For some years my wife has, often as a Christmas present from her employer, received wooden boxes or cylindrical containers with port wine in them. We have never been very keen on this type of wine; on the rare occasions that we have opened a bottle it has been forgotten, and then used for special recipes that call for port, usually to make rich red sauces.
Port, as you may know is a kind of sweet, fortified wine from Portugal. Much like how alcohol snobs will tell you that you can only call a sparkling white wine “champagne” if it came from the Champagne region of France – and the same for whiskey from Bourbon County, Kentucky – a fortified wine can only be “port” if it was produced in the Douro Valley in Portugal.
Douro Valley, Portugal
Recently, I discovered a bottle of port at the local grocer that caught my eye. In my experience, port has always been a very dark red color, but there, on the shelf, I saw a bottle of Oporto Blanco – white port!

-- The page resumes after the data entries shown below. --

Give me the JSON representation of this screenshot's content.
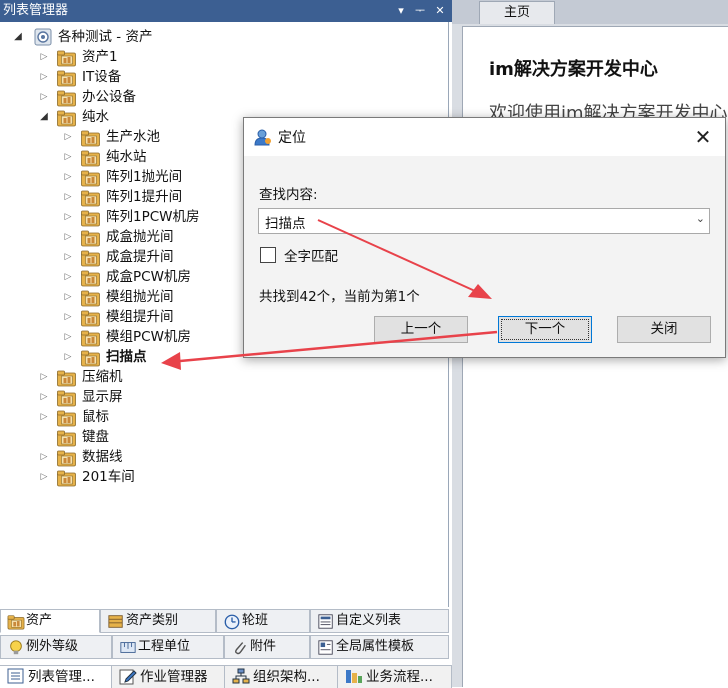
{
  "left_panel": {
    "title": "列表管理器",
    "title_buttons": {
      "dropdown": "▾",
      "pin": "ᅮ",
      "close": "✕"
    },
    "tree": {
      "root": "各种测试 - 资产",
      "items": [
        {
          "label": "资产1",
          "level": 1,
          "expander": "collapsed"
        },
        {
          "label": "IT设备",
          "level": 1,
          "expander": "collapsed"
        },
        {
          "label": "办公设备",
          "level": 1,
          "expander": "collapsed"
        },
        {
          "label": "纯水",
          "level": 1,
          "expander": "expanded"
        },
        {
          "label": "生产水池",
          "level": 2,
          "expander": "collapsed"
        },
        {
          "label": "纯水站",
          "level": 2,
          "expander": "collapsed"
        },
        {
          "label": "阵列1抛光间",
          "level": 2,
          "expander": "collapsed"
        },
        {
          "label": "阵列1提升间",
          "level": 2,
          "expander": "collapsed"
        },
        {
          "label": "阵列1PCW机房",
          "level": 2,
          "expander": "collapsed"
        },
        {
          "label": "成盒抛光间",
          "level": 2,
          "expander": "collapsed"
        },
        {
          "label": "成盒提升间",
          "level": 2,
          "expander": "collapsed"
        },
        {
          "label": "成盒PCW机房",
          "level": 2,
          "expander": "collapsed"
        },
        {
          "label": "模组抛光间",
          "level": 2,
          "expander": "collapsed"
        },
        {
          "label": "模组提升间",
          "level": 2,
          "expander": "collapsed"
        },
        {
          "label": "模组PCW机房",
          "level": 2,
          "expander": "collapsed"
        },
        {
          "label": "扫描点",
          "level": 2,
          "expander": "collapsed",
          "highlighted": true
        },
        {
          "label": "压缩机",
          "level": 1,
          "expander": "collapsed"
        },
        {
          "label": "显示屏",
          "level": 1,
          "expander": "collapsed"
        },
        {
          "label": "鼠标",
          "level": 1,
          "expander": "collapsed"
        },
        {
          "label": "键盘",
          "level": 1,
          "expander": "none"
        },
        {
          "label": "数据线",
          "level": 1,
          "expander": "collapsed"
        },
        {
          "label": "201车间",
          "level": 1,
          "expander": "collapsed"
        }
      ]
    },
    "tabs_row1": [
      "资产",
      "资产类别",
      "轮班",
      "自定义列表"
    ],
    "tabs_row2": [
      "例外等级",
      "工程单位",
      "附件",
      "全局属性模板"
    ],
    "active_tab": "资产"
  },
  "bottom_tabs": [
    "列表管理...",
    "作业管理器",
    "组织架构...",
    "业务流程..."
  ],
  "right_area": {
    "tab_home": "主页",
    "title": "im解决方案开发中心",
    "welcome": "欢迎使用im解决方案开发中心"
  },
  "dialog": {
    "title": "定位",
    "close_glyph": "✕",
    "find_label": "查找内容:",
    "find_value": "扫描点",
    "dropdown_glyph": "⌄",
    "match_label": "全字匹配",
    "match_checked": false,
    "status": "共找到42个，当前为第1个",
    "buttons": {
      "prev": "上一个",
      "next": "下一个",
      "close": "关闭"
    }
  },
  "colors": {
    "titlebar": "#3c5f92",
    "annotation_arrow": "#e8424a",
    "folder_icon": "#e8b64a",
    "dialog_focus": "#0078d7"
  }
}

We discovered that we like white port considerably more than regular (red) port. Red port has always seemed too sweet and heavy, but, while the white port was also sweet, it felt considerably lighter in the mouth. It has a touch of a sour, fruity aroma that makes it very easy to drink. The first sensation in your mouth is the soft sour taste, followed quickly by the sweetness. Where before we never had the inclination to have a glass of port, now we find it very easy to have a little glass any time, before or after a meal. We drink it cool from the fridge in little family heirloom glasses. We have been enjoying the experience.
Since discovering its existence, I have been on the lookout, and it is not available in every supermarket in Spain, but if you’re in the UK, it’s definitely one of the wines from Tesco, which you can even order online now.
Port wine originally comes from the production in the Douro Valley in the north of Portugal, and it is named after the city of Porto, where most of this wine was taken to be delivered by ship to different places. The white port is made from white grapes, and it is a fortified wine, this means it has some spirit added, aguardente, which literally translates to “fiery water”, that stops the fermentation of the wine and therefore there is quite high level of residual sugar in the wine, resulting in the sweetness. Also the alcohol content of this wine is higher than of other wines. The one we bought is 19% alcohol.
The color of white port is a little yellower than typical white wines that I see in this region of Spain. The white ports get darker the longer they are aged in oak barrels; some white ports end up so dark that it can be hard to distinguish what color the original grapes were.
So, I would recommend you give it a try. Even if you are not so fond of regular port, do not rule white port out!
Salud, saúde and cheers!